Citing PatentFiling datePublication dateApplicantTitle
US8179194 *Apr 30, 2010May 15, 2012Futurewei Technologies, Inc.System and method for a reference generator
US20100283535 *Apr 30, 2010Nov 11, 2010Futurewei Technologies, Inc.System and Method for a Reference Generator
Classifications
U.S. Classification327/538, 327/541, 327/540
International ClassificationG05F1/10
Cooperative ClassificationH03F3/347, H03F2203/5031, H03F3/505, H03F3/345
European ClassificationH03F3/50B, H03F3/347, H03F3/345
Legal Events
DateCodeEventDescription

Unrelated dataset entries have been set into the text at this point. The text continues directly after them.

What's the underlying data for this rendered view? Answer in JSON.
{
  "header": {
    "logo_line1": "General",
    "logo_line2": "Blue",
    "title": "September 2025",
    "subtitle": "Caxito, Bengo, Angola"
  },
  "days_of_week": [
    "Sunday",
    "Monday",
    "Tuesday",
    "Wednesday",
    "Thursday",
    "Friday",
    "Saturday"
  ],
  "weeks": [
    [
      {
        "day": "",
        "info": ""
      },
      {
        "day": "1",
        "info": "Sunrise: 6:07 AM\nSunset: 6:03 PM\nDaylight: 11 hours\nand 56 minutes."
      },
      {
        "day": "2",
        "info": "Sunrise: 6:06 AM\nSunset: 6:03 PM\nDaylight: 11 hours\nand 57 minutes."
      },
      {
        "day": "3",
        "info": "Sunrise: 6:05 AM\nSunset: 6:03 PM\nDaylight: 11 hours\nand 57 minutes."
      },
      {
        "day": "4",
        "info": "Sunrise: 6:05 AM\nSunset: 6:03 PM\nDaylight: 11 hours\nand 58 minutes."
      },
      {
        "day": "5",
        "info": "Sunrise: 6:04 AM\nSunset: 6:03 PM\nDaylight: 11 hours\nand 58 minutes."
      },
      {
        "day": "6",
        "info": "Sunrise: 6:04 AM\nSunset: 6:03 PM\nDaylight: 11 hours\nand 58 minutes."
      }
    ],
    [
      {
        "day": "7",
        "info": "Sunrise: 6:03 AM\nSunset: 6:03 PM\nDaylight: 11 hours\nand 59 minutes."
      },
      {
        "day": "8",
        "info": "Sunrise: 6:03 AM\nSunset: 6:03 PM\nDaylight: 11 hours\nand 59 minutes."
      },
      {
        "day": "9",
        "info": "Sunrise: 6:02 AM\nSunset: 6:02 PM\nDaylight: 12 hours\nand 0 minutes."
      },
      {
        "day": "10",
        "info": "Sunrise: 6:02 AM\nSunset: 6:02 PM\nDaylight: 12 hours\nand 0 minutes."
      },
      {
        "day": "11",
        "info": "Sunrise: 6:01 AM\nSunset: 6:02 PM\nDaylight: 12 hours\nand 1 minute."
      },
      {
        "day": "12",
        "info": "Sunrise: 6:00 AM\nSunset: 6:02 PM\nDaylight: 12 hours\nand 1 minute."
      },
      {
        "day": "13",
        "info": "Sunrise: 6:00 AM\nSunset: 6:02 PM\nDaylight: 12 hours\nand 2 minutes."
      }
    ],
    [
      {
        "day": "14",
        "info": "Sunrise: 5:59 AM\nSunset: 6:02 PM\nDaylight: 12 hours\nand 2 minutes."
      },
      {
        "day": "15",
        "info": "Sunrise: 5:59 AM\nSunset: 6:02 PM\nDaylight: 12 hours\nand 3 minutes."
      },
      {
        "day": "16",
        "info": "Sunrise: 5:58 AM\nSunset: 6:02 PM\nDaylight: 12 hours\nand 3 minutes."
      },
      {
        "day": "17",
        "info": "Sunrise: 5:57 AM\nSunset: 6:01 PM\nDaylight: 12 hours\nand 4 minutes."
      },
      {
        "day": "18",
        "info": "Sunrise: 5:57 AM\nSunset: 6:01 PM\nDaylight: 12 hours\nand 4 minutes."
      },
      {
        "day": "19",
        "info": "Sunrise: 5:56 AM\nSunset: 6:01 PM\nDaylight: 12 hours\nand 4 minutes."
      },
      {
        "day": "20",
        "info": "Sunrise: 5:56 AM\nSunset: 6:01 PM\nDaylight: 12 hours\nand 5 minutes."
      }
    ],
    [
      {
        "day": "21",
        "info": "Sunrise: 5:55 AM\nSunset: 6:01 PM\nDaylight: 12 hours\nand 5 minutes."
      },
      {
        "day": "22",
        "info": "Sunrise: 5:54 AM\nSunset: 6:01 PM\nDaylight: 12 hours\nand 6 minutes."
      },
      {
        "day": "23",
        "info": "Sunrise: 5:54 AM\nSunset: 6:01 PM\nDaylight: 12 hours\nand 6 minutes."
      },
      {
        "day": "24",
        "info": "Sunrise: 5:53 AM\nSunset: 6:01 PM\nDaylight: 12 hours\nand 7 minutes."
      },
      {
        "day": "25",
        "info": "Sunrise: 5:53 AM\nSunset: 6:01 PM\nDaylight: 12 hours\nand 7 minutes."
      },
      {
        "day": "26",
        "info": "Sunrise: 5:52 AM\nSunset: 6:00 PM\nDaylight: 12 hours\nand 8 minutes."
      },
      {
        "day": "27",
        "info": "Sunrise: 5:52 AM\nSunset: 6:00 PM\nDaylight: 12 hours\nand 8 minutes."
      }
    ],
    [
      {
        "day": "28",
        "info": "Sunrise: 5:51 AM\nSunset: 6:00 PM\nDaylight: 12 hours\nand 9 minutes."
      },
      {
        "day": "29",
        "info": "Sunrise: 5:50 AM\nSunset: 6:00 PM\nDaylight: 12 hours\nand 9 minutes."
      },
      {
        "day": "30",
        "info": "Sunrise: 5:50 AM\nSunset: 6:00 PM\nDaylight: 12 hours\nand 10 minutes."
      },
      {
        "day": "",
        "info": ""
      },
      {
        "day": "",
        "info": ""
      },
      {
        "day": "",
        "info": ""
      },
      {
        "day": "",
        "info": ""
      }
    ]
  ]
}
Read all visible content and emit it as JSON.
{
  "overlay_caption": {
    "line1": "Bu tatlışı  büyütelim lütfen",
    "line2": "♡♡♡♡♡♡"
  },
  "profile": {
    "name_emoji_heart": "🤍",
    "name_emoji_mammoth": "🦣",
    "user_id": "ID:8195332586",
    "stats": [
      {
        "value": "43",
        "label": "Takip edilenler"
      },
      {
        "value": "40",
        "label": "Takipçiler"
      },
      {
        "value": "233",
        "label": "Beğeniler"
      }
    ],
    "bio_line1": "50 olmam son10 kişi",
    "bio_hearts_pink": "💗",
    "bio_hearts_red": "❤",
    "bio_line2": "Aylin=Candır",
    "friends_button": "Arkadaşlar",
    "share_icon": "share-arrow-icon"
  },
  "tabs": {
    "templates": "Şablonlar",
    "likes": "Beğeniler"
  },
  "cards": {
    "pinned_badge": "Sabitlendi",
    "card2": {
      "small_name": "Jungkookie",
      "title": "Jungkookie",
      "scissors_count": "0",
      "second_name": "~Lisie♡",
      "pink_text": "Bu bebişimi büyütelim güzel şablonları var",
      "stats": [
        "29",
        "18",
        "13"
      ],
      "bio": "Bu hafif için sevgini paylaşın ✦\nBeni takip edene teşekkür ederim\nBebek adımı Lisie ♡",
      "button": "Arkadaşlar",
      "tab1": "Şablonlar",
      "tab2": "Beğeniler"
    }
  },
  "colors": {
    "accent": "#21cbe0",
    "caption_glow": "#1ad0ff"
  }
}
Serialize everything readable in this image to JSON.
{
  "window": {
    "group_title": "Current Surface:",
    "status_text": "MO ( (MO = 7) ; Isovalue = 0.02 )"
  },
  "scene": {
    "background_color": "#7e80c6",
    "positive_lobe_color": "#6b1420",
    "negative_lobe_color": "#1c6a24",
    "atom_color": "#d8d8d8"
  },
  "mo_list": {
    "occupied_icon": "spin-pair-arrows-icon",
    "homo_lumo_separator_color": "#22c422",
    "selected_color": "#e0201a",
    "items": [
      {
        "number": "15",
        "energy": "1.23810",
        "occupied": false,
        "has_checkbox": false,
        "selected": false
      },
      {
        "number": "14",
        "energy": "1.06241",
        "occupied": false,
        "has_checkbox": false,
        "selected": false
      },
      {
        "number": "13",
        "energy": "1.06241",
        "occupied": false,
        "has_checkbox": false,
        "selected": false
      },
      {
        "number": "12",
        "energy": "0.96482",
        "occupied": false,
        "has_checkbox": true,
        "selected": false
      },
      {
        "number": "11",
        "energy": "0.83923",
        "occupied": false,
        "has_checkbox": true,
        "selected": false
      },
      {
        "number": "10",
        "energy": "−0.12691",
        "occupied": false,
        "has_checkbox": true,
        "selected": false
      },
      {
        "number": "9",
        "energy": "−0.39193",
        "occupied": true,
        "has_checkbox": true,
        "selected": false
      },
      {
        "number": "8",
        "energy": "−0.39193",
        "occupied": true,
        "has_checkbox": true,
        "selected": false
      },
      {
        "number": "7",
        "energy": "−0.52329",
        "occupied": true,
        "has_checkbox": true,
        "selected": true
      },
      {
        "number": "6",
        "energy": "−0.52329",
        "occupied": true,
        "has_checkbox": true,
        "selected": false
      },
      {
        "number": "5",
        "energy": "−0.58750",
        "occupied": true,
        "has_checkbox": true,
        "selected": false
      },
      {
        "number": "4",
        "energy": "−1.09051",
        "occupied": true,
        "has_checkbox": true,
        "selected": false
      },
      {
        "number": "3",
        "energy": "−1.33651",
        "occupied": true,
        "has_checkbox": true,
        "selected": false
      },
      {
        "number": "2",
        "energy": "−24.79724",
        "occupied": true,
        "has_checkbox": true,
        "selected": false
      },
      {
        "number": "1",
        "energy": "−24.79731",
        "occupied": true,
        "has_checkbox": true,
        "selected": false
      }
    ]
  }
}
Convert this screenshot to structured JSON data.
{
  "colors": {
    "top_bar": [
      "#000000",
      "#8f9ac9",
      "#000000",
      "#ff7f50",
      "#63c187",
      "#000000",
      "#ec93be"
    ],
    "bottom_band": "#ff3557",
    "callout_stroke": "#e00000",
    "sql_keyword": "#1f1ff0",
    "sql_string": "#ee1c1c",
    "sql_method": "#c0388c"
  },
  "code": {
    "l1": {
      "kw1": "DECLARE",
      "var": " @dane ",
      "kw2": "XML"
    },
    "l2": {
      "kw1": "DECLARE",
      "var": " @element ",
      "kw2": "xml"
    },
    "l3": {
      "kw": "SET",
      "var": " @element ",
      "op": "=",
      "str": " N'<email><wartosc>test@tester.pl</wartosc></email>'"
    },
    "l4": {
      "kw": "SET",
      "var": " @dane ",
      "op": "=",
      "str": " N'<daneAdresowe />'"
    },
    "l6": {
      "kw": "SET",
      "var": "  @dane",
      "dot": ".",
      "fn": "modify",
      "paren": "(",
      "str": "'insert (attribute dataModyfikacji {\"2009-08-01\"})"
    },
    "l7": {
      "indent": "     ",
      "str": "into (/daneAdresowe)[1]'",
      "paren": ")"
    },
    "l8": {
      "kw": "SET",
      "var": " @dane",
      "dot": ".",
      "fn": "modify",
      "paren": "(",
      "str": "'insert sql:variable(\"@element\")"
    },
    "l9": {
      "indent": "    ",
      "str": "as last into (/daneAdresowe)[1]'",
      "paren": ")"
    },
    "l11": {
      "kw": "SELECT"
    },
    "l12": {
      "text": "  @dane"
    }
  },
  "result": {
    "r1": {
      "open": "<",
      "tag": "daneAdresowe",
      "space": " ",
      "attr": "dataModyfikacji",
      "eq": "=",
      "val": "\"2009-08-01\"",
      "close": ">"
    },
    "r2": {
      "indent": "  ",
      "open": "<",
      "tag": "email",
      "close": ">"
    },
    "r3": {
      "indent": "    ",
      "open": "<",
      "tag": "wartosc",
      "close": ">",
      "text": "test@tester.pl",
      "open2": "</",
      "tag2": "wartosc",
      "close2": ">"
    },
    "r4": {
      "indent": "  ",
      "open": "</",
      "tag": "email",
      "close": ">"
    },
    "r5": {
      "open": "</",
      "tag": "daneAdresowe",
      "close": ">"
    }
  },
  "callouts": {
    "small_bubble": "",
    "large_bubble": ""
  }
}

Sep 24, 2012FPAYFee payment
Year of fee payment: 4
Jun 23, 2009CCCertificate of correction
Mar 15, 2007ASAssignment
Owner name: STMICROELECTRONICS S.A., FRANCE
Free format text: ASSIGNMENT OF ASSIGNORS INTEREST;ASSIGNORS:GICQUEL, HUGO;MORO, JEAN-LUC;SABUT, MARC;REEL/FRAME:019117/0827
Effective date: 20070222